So my recent Amy and Isabelle review made me wonder, out of plot, characters and writing ability/skill, if you could have two good elements and one just about ok element, what arrangement would make the best book. Obviously all three being great together makes the best books, but there are loads of books where one element just has not been as good as the other two. I really struggled to come up with a definitive opinion on this one, but here is my vague reasoning anyway.
I said at some point somewhere that the point of a book is to make you care about the characters- love them or hate them! Neutrality in my opinion is the sign of an underdeveloped character.
Feeling ALL of the emotions towards someone- Good!
Feeling none of the emotions = Bad!!
When I read about a character, I want to be made to feel all of the feelings! I kind of want a good book to be like a pantomime in my head- not the cheesiness or the bad jokes, but the sheer amount of energy that the audience puts into watching the characters, supporting them, hating them, and advising them ("He's behind you!!")
This is the part that made me think of this question. Amy and Isabelle was written beautifully; Elizabeth Stroud had a clear sense of style, it was individual and well-formed and left you with a clear image/impression of what was going on. But, I didn't care about the characters or what was happening to them, and I really struggled to power through to the end of the book (and I ended up giving it a rating of 4). So all that would make me think that writing ability is not the most important aspect, as it couldn't make Amy and Isabelle a good book in my opinion.
But then on the other hand, in other books, missing out on small details or not mentioning them for ages really bugs me, especially if that detail changes/interrupts the way I am imagining the story. Fantasy Lover is, in my opinion, a very good book; its sexy and fun, with an interesting plot idea and characters I love, but whenever I read it, I imagine Grace with honey blonde curly hair; that is until the point when Grace's long dark straight hair does something that Julian finds sexy, and suddenly I feel robbed of the image in my head. Petty? Yes. But hey, I'm fussy.
I also want the images in my head to flow, and clunky writing causes (for me) stilted images in my head. So the quality of the writing is important to me.

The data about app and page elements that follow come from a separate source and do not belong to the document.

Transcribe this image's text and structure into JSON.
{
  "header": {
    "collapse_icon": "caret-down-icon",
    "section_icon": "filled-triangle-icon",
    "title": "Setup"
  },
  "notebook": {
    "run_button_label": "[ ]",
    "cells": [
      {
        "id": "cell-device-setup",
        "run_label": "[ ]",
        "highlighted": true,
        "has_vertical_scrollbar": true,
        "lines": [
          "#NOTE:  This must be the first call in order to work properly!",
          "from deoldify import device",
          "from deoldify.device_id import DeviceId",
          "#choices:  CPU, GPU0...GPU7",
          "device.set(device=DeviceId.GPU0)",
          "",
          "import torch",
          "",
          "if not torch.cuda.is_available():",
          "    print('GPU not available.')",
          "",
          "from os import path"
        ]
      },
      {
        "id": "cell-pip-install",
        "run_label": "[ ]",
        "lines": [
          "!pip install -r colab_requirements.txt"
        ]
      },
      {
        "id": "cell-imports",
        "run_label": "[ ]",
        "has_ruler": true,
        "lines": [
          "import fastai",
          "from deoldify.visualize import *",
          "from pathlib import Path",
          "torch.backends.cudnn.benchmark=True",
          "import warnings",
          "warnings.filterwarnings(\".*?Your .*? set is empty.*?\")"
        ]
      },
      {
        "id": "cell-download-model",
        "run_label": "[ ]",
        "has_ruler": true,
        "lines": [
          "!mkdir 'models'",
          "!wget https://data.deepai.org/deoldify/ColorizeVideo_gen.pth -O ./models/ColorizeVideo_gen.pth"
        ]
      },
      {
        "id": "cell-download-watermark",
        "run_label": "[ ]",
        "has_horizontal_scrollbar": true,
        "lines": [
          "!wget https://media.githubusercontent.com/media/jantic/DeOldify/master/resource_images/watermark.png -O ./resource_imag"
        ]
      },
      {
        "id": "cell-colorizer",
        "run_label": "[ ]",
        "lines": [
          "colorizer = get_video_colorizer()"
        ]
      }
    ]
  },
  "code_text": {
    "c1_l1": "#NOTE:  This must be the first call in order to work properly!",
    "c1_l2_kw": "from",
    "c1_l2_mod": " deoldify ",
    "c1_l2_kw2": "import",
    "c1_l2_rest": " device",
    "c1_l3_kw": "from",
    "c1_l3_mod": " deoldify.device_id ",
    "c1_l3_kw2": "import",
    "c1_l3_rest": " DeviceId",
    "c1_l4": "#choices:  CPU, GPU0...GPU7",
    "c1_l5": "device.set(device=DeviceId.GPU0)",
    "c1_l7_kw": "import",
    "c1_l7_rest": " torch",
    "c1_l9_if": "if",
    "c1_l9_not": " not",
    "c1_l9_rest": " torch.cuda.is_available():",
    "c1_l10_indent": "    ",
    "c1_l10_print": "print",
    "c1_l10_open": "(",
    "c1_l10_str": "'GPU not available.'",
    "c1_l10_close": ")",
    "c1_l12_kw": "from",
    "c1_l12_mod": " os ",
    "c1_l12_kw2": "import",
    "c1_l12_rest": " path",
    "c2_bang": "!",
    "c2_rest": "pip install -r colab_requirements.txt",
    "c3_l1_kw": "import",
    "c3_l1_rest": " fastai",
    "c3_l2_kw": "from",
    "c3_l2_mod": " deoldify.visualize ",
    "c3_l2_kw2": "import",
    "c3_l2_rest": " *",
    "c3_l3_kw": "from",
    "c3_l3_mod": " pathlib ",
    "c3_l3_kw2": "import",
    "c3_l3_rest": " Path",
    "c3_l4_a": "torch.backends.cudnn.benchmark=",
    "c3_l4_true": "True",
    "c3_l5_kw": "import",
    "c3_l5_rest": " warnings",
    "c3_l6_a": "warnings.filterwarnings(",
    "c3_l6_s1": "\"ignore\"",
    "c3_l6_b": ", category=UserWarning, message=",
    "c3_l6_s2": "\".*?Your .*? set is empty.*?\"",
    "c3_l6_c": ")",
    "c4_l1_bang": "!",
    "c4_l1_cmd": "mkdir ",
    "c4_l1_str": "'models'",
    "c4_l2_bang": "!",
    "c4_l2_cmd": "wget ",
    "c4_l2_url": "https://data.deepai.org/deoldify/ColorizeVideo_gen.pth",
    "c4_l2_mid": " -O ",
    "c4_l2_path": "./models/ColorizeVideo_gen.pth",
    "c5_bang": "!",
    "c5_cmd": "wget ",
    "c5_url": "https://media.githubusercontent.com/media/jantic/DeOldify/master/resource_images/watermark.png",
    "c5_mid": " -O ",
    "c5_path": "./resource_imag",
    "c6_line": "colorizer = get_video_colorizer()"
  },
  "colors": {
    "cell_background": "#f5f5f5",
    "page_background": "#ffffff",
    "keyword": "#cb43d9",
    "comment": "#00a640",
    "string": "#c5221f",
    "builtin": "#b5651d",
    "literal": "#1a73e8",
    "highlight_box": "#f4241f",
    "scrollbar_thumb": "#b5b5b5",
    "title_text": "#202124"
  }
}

|Silly Mel Gibson is rather glum!|
And it also has to make sense. Like it was pointed out to me that the plot of the film Signs makes no sense what-so-ever. (Aliens who are killed by contact with water invade Earth, which is made primarily of water. They don't even go to the desert. Silly aliens. Silly writers. Silly Mel Gibson.) Logic (or a loose interpretation of it) is my friend.
I think, if I had to pick, I would chose good characters every time, and a toss up between plot and writing ability as to what element is a bit naff and what one is good. Maybe good plot would win out, purely because it is easier for me to read a good plot written badly than a bad plot written prettily.
What do you think? This is just my vague interpretation- what parts of a book are most important to you? Obviously this is a very large generalisation, as I could split a book into many more than just these three categories. Is there another element that I have missed that you feel you absolutely need in the books you read? Let me know in the comments below!